> EXERCISE DIRECTIONS
Set the listing down once more, exactly as given.

> EXERCISE INPUT
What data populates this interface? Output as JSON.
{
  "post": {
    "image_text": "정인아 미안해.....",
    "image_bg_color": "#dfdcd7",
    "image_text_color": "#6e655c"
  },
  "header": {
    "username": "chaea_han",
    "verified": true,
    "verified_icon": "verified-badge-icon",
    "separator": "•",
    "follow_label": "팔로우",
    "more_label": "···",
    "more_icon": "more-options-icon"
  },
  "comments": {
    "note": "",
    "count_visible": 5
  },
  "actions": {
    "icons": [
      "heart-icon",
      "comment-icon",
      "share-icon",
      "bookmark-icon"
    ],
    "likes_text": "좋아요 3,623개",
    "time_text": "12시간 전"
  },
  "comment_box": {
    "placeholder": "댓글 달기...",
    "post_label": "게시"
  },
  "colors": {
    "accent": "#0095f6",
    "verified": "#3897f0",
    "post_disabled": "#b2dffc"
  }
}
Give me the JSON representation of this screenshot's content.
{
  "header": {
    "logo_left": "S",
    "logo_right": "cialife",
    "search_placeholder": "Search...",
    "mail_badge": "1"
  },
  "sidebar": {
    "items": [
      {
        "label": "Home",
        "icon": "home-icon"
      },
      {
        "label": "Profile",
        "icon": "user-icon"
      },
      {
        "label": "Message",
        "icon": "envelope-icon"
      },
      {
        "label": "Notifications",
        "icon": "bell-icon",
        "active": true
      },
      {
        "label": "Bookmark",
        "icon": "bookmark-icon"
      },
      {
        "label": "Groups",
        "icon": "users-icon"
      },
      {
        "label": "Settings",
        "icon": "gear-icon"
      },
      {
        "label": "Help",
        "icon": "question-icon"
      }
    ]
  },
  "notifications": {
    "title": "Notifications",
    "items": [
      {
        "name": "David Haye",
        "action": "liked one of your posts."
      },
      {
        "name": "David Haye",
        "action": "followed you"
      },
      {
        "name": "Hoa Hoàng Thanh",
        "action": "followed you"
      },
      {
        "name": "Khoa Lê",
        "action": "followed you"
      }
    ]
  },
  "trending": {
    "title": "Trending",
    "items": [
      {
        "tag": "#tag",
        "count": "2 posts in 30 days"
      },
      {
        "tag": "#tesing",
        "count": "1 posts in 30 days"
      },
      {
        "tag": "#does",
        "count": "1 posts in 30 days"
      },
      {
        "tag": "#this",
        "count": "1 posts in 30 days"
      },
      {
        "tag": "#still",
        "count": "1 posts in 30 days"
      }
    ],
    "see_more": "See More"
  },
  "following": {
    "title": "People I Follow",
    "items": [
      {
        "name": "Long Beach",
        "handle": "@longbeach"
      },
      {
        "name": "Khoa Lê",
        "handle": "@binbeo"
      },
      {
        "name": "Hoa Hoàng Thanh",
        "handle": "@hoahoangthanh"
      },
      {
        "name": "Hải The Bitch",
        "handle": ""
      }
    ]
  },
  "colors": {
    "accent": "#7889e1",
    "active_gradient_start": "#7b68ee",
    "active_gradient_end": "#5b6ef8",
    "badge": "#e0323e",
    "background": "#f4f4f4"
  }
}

> RESULT BELOW
What data populates this interface? Output as JSON.
{
  "post": {
    "image_text": "정인아 미안해.....",
    "image_bg_color": "#dfdcd7",
    "image_text_color": "#6e655c"
  },
  "header": {
    "username": "chaea_han",
    "verified": true,
    "verified_icon": "verified-badge-icon",
    "separator": "•",
    "follow_label": "팔로우",
    "more_label": "···",
    "more_icon": "more-options-icon"
  },
  "comments": {
    "note": "",
    "count_visible": 5
  },
  "actions": {
    "icons": [
      "heart-icon",
      "comment-icon",
      "share-icon",
      "bookmark-icon"
    ],
    "likes_text": "좋아요 3,623개",
    "time_text": "12시간 전"
  },
  "comment_box": {
    "placeholder": "댓글 달기...",
    "post_label": "게시"
  },
  "colors": {
    "accent": "#0095f6",
    "verified": "#3897f0",
    "post_disabled": "#b2dffc"
  }
}
Give me the JSON representation of this screenshot's content.
{
  "header": {
    "logo_left": "S",
    "logo_right": "cialife",
    "search_placeholder": "Search...",
    "mail_badge": "1"
  },
  "sidebar": {
    "items": [
      {
        "label": "Home",
        "icon": "home-icon"
      },
      {
        "label": "Profile",
        "icon": "user-icon"
      },
      {
        "label": "Message",
        "icon": "envelope-icon"
      },
      {
        "label": "Notifications",
        "icon": "bell-icon",
        "active": true
      },
      {
        "label": "Bookmark",
        "icon": "bookmark-icon"
      },
      {
        "label": "Groups",
        "icon": "users-icon"
      },
      {
        "label": "Settings",
        "icon": "gear-icon"
      },
      {
        "label": "Help",
        "icon": "question-icon"
      }
    ]
  },
  "notifications": {
    "title": "Notifications",
    "items": [
      {
        "name": "David Haye",
        "action": "liked one of your posts."
      },
      {
        "name": "David Haye",
        "action": "followed you"
      },
      {
        "name": "Hoa Hoàng Thanh",
        "action": "followed you"
      },
      {
        "name": "Khoa Lê",
        "action": "followed you"
      }
    ]
  },
  "trending": {
    "title": "Trending",
    "items": [
      {
        "tag": "#tag",
        "count": "2 posts in 30 days"
      },
      {
        "tag": "#tesing",
        "count": "1 posts in 30 days"
      },
      {
        "tag": "#does",
        "count": "1 posts in 30 days"
      },
      {
        "tag": "#this",
        "count": "1 posts in 30 days"
      },
      {
        "tag": "#still",
        "count": "1 posts in 30 days"
      }
    ],
    "see_more": "See More"
  },
  "following": {
    "title": "People I Follow",
    "items": [
      {
        "name": "Long Beach",
        "handle": "@longbeach"
      },
      {
        "name": "Khoa Lê",
        "handle": "@binbeo"
      },
      {
        "name": "Hoa Hoàng Thanh",
        "handle": "@hoahoangthanh"
      },
      {
        "name": "Hải The Bitch",
        "handle": ""
      }
    ]
  },
  "colors": {
    "accent": "#7889e1",
    "active_gradient_start": "#7b68ee",
    "active_gradient_end": "#5b6ef8",
    "badge": "#e0323e",
    "background": "#f4f4f4"
  }
}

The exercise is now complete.